[RECORDS TO PROCESS]:
BEGIN
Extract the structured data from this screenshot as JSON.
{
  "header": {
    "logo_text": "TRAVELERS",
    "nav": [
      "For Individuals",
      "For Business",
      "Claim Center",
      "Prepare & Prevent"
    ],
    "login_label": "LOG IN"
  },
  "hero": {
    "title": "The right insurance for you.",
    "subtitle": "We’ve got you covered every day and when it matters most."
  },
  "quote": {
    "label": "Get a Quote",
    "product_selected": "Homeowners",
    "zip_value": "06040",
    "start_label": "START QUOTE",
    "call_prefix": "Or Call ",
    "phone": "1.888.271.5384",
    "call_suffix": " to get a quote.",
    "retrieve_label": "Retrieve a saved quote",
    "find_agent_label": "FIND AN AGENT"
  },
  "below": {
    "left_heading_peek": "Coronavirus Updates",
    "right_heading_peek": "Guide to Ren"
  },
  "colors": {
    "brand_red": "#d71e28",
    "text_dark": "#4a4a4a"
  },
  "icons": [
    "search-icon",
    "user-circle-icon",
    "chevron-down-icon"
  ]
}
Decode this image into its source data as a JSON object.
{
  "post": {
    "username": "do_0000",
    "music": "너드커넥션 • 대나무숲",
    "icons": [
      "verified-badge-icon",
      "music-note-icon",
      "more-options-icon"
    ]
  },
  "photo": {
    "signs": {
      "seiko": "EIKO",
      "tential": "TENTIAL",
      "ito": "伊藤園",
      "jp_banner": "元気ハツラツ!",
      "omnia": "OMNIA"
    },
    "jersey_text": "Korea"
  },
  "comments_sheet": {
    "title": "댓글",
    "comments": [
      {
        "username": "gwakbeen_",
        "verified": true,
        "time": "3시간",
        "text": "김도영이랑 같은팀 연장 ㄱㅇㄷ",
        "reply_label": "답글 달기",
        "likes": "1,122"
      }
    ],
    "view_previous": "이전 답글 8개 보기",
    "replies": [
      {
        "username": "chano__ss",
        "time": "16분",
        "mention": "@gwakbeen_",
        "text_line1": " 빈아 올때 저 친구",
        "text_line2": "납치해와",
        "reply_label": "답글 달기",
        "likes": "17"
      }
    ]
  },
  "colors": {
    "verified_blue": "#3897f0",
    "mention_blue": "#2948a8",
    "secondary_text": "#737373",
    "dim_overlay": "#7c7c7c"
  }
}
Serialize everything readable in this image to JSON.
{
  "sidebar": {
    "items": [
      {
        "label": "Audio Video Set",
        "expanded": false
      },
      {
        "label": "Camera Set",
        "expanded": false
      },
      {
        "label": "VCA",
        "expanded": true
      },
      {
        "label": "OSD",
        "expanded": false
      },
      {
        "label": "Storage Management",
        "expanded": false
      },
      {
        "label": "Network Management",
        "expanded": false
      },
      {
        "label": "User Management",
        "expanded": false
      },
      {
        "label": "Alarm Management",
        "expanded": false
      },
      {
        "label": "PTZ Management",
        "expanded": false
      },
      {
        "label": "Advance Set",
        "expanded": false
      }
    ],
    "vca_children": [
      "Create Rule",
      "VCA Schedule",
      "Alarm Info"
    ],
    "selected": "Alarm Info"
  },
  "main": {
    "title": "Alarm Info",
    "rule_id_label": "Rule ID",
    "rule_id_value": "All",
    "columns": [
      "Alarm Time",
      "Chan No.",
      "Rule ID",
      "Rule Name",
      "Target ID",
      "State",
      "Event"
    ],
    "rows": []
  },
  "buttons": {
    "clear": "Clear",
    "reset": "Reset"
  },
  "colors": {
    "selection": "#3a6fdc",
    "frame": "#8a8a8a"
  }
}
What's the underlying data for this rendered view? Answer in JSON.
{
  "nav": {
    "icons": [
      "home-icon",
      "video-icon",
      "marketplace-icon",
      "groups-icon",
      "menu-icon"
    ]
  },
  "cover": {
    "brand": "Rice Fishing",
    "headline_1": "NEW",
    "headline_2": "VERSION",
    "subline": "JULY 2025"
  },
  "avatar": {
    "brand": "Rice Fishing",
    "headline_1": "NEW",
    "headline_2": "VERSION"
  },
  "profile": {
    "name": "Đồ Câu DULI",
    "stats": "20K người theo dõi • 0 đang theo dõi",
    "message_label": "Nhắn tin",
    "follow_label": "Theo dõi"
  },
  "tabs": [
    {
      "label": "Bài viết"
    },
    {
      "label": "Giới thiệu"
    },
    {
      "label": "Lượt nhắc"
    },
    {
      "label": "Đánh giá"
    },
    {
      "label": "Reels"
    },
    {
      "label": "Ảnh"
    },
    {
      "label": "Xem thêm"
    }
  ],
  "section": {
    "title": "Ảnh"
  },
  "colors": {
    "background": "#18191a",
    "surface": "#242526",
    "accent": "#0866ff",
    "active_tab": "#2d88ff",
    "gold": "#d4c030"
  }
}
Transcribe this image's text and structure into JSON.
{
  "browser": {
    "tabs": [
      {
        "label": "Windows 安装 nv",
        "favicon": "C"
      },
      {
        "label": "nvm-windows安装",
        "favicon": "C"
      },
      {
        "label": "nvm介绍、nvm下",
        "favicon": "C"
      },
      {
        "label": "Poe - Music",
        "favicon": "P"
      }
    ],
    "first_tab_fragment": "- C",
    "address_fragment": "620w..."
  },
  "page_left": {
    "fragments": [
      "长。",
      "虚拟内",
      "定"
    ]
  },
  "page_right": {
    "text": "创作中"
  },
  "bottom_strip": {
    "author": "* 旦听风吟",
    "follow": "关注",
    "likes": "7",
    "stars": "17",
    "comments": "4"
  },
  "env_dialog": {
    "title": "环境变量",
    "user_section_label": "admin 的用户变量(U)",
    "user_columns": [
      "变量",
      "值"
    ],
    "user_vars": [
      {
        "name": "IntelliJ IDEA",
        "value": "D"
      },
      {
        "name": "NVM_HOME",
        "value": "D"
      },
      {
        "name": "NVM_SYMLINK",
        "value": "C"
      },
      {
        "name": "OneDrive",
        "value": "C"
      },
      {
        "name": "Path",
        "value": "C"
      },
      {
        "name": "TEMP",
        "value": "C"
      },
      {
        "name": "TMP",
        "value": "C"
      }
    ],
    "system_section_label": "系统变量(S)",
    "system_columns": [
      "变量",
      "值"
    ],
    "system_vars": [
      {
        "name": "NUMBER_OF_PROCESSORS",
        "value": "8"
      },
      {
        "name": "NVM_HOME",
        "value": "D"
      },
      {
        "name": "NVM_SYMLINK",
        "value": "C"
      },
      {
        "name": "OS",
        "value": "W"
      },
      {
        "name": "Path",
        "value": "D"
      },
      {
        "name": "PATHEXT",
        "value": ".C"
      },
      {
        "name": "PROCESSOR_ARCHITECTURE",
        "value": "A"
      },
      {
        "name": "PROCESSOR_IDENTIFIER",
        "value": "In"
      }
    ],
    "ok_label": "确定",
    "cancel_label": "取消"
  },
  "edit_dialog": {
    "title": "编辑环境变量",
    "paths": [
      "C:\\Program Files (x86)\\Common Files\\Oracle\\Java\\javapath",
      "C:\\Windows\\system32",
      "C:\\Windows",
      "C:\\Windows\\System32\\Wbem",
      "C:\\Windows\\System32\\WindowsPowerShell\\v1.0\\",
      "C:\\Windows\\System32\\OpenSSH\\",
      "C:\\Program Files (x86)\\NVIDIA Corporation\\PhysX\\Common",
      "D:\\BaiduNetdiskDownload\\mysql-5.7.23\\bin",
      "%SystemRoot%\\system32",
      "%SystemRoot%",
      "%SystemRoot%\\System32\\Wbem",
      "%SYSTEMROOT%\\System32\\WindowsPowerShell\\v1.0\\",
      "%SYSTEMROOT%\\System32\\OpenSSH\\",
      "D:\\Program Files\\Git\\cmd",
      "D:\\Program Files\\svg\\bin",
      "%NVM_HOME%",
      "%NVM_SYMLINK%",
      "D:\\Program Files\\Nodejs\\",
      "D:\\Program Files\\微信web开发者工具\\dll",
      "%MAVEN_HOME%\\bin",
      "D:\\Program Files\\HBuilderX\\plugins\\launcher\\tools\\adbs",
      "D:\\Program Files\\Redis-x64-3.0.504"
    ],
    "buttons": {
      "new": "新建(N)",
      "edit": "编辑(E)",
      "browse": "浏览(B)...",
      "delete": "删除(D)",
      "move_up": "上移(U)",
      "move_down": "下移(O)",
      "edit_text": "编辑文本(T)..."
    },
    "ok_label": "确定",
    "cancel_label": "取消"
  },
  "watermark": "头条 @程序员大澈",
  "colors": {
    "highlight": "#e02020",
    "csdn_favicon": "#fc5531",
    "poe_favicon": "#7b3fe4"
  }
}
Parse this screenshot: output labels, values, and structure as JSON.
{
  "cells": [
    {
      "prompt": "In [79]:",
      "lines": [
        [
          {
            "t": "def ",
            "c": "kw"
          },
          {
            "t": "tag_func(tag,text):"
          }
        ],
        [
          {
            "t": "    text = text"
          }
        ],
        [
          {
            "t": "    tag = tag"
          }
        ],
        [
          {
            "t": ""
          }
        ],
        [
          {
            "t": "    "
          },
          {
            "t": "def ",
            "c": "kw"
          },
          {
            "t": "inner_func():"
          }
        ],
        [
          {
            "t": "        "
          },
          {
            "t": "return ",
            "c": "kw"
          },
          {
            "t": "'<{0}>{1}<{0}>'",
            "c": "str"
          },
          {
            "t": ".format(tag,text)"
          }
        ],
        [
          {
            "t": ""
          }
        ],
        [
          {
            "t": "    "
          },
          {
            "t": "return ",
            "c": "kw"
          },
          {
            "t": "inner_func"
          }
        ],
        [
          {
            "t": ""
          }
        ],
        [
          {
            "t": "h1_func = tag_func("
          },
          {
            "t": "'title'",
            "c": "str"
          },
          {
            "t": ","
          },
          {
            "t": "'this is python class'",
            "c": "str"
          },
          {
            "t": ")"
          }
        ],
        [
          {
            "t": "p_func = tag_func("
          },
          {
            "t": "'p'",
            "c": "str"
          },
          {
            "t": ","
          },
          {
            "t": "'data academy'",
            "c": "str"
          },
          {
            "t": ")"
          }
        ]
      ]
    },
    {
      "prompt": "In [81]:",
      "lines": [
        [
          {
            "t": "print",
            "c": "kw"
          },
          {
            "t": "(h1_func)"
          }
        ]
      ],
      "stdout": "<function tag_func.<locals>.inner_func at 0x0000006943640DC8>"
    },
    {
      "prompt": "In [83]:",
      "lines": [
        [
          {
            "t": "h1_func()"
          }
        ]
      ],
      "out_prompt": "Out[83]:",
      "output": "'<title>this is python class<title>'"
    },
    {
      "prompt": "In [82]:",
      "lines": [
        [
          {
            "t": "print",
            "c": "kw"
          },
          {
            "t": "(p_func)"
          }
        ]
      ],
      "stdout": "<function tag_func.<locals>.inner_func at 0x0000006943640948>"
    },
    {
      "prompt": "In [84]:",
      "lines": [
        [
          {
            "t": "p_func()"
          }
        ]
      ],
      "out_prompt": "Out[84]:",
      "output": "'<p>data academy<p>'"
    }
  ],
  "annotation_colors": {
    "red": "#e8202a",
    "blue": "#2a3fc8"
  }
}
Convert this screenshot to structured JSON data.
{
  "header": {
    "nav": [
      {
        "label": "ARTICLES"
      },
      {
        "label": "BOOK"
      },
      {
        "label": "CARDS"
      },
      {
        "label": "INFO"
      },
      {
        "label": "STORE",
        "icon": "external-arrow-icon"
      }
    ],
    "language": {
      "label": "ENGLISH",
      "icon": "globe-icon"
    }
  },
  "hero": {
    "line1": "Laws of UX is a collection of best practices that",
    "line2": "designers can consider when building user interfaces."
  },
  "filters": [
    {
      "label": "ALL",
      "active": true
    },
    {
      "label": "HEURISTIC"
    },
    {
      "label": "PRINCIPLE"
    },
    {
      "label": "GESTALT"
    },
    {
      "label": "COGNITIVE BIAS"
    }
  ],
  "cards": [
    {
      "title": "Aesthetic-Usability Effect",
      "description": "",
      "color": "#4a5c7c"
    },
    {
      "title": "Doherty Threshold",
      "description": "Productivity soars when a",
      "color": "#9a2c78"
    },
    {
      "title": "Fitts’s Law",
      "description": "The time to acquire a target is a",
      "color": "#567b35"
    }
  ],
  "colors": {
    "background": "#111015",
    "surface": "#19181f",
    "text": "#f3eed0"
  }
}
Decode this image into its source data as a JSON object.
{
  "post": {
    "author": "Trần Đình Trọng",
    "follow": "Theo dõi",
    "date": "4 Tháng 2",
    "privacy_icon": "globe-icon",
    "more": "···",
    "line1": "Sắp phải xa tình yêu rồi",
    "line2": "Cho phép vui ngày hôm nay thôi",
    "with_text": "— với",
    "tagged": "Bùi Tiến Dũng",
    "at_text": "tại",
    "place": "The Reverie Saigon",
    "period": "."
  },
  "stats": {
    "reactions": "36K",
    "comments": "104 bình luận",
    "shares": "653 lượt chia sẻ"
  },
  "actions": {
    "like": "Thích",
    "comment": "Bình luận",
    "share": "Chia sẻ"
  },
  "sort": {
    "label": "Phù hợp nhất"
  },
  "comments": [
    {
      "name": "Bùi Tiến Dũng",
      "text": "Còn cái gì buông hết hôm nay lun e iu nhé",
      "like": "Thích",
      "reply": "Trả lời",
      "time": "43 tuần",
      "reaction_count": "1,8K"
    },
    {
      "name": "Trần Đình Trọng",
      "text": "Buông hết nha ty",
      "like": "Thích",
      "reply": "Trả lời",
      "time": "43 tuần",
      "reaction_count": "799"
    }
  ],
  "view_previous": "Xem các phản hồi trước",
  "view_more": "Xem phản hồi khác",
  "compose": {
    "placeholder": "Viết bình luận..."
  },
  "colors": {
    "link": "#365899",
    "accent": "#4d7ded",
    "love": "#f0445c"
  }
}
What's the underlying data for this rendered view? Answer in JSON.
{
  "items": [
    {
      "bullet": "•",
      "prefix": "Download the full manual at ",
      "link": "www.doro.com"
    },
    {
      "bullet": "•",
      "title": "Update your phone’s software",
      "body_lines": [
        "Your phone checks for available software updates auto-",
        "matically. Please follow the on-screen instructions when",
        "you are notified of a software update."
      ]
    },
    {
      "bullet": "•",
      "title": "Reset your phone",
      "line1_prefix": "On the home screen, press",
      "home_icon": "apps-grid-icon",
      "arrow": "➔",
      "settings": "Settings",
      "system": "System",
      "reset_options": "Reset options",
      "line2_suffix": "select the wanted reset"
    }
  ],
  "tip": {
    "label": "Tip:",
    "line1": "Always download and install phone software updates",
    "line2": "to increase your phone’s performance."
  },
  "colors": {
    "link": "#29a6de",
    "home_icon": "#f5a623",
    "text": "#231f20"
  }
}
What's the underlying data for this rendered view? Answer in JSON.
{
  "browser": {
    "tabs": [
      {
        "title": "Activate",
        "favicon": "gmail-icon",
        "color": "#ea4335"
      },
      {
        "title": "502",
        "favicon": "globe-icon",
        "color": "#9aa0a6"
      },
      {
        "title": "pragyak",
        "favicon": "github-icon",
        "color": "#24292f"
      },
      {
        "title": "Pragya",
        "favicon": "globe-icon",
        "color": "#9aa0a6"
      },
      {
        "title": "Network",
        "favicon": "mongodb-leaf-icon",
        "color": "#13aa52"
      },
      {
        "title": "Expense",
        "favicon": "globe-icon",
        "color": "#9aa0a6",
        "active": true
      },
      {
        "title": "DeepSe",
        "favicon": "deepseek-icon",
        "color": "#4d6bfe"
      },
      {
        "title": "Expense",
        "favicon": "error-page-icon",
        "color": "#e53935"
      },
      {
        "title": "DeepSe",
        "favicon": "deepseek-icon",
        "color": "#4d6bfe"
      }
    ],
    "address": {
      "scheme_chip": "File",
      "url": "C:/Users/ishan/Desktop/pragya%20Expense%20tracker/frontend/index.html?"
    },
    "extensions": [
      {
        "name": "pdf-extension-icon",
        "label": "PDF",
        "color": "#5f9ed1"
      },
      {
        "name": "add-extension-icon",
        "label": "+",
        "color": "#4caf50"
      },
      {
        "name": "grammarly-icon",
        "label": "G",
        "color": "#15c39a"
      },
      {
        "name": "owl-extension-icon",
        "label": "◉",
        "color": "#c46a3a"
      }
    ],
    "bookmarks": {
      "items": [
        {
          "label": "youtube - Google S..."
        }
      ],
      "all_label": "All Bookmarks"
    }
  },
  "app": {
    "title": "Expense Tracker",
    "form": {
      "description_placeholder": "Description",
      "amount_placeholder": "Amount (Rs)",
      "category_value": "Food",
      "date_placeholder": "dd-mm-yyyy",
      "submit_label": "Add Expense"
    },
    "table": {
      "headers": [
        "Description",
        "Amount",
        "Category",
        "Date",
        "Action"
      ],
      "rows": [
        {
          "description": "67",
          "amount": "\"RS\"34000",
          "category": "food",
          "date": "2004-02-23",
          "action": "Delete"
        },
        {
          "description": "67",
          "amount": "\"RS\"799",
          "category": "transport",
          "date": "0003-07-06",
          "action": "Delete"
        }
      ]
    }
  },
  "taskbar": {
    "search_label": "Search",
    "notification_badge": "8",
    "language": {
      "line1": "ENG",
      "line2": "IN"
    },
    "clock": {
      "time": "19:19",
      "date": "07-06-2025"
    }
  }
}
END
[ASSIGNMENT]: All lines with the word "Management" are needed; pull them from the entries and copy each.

[EXERCISE RESULT]:
        "label": "Storage Management",
        "label": "Network Management",
        "label": "User Management",
        "label": "Alarm Management",
        "label": "PTZ Management",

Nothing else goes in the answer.